To go one step further, consider placing a sheet of aluminum foil over the ham while it's baking. The heat of the oven and lengthy baking time will cause juices to evaporate, which may result in a dry, flavorless dish. By using aluminum foil, you can trap these juices to ensure the meat remains moist and delicious once it's finished.
Read more: 8 Baking Sheet Mistakes You Want To Avoid
How To Boost Moisture And Stop Your Ham From Burning
There are lots of smart hacks you can use to ensure all parts of your holiday ham remain moist and delicious. There's a chance that the cut side of the ham, the side that's resting against the hot surface of the baking pan or sheet, will become dried out as it heats up. You can avoid this unwanted effect by pouring a liquid into the bottom of the cookware, which will keep the cut side perfectly moist.
You have two dependable options for giving the cut side of the baked ham a moisture boost. Chicken stock is an excellent choice, as it prevents dryness while also enhancing flavor. However, the taste of chicken stock is relatively subtle, so it won't drastically alter the flavor of the ham. You can also use a red wine, such as Merlot, which will impart some brightness and acidity to the meat while simultaneously retaining moisture.

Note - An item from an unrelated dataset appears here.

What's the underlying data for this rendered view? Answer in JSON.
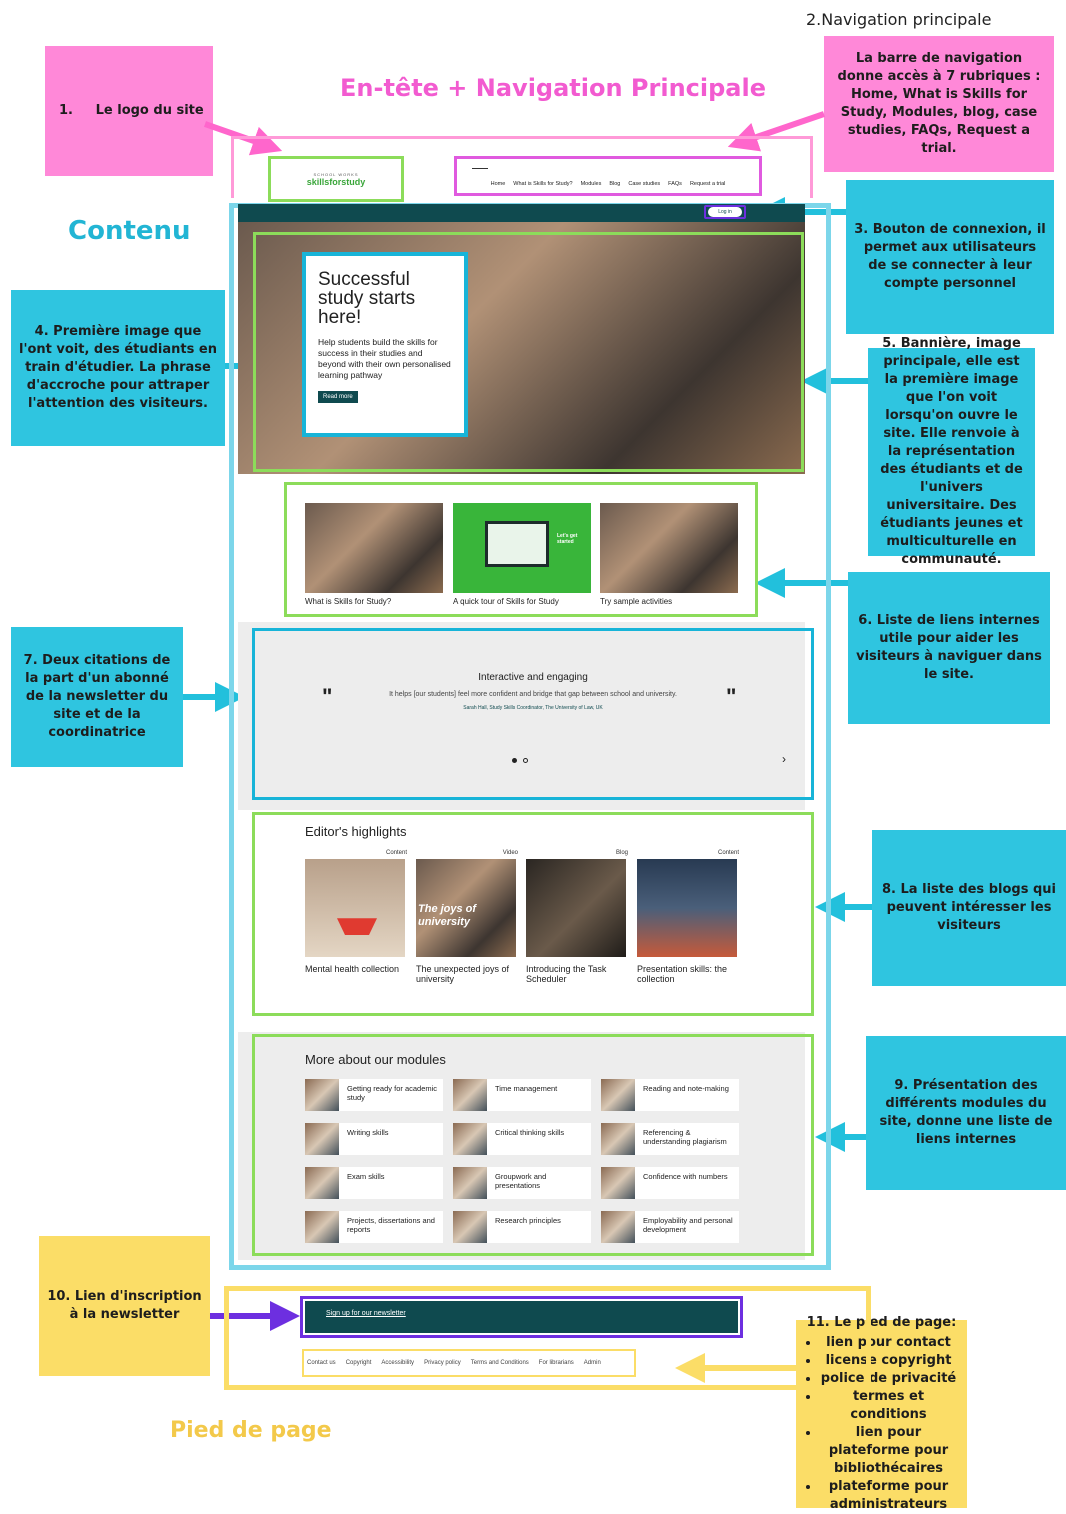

A Glaze Or Brine Can Also Do The Trick
While baked ham is tasty on its own, a glaze will elevate the inherent flavors to something truly unforgettable. There's a variety of glazes out there that pair beautifully with ham, which includes ingredients like maple syrup, mustard, orange, hot sauce, brown sugar, and even cola. Glazes introduce new flavors into the recipe, but they also lock in moisture while the ham is baking.

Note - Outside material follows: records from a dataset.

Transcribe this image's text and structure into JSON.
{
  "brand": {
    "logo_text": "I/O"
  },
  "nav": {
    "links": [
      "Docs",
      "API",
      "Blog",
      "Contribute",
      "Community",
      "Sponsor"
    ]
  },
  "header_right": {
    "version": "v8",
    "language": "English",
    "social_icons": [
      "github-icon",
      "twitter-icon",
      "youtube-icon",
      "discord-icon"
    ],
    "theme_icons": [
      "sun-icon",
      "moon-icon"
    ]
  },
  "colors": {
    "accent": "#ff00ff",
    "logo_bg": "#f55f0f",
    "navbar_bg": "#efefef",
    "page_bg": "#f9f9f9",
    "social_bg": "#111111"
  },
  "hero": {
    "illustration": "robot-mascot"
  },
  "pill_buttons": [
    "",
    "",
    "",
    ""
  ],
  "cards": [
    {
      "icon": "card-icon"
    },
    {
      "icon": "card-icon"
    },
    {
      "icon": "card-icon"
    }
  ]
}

Some people also opt to brine their ham prior to cooking, which has an unbelievable impact on texture. Brining involves allowing the ham to soak in a solution for a specific period of time, usually about one hour per pound before you pop it in the oven. While brining solutions typically consist of salt and water, you can also incorporate other ingredients, such as garlic and herbs, for an amazing infusion of flavor. Although glazing and brining ham add a few extra steps to your food prep routine, creating a delicious holiday meal for your loved ones is more than worth it.
Read the original article on Daily Meal.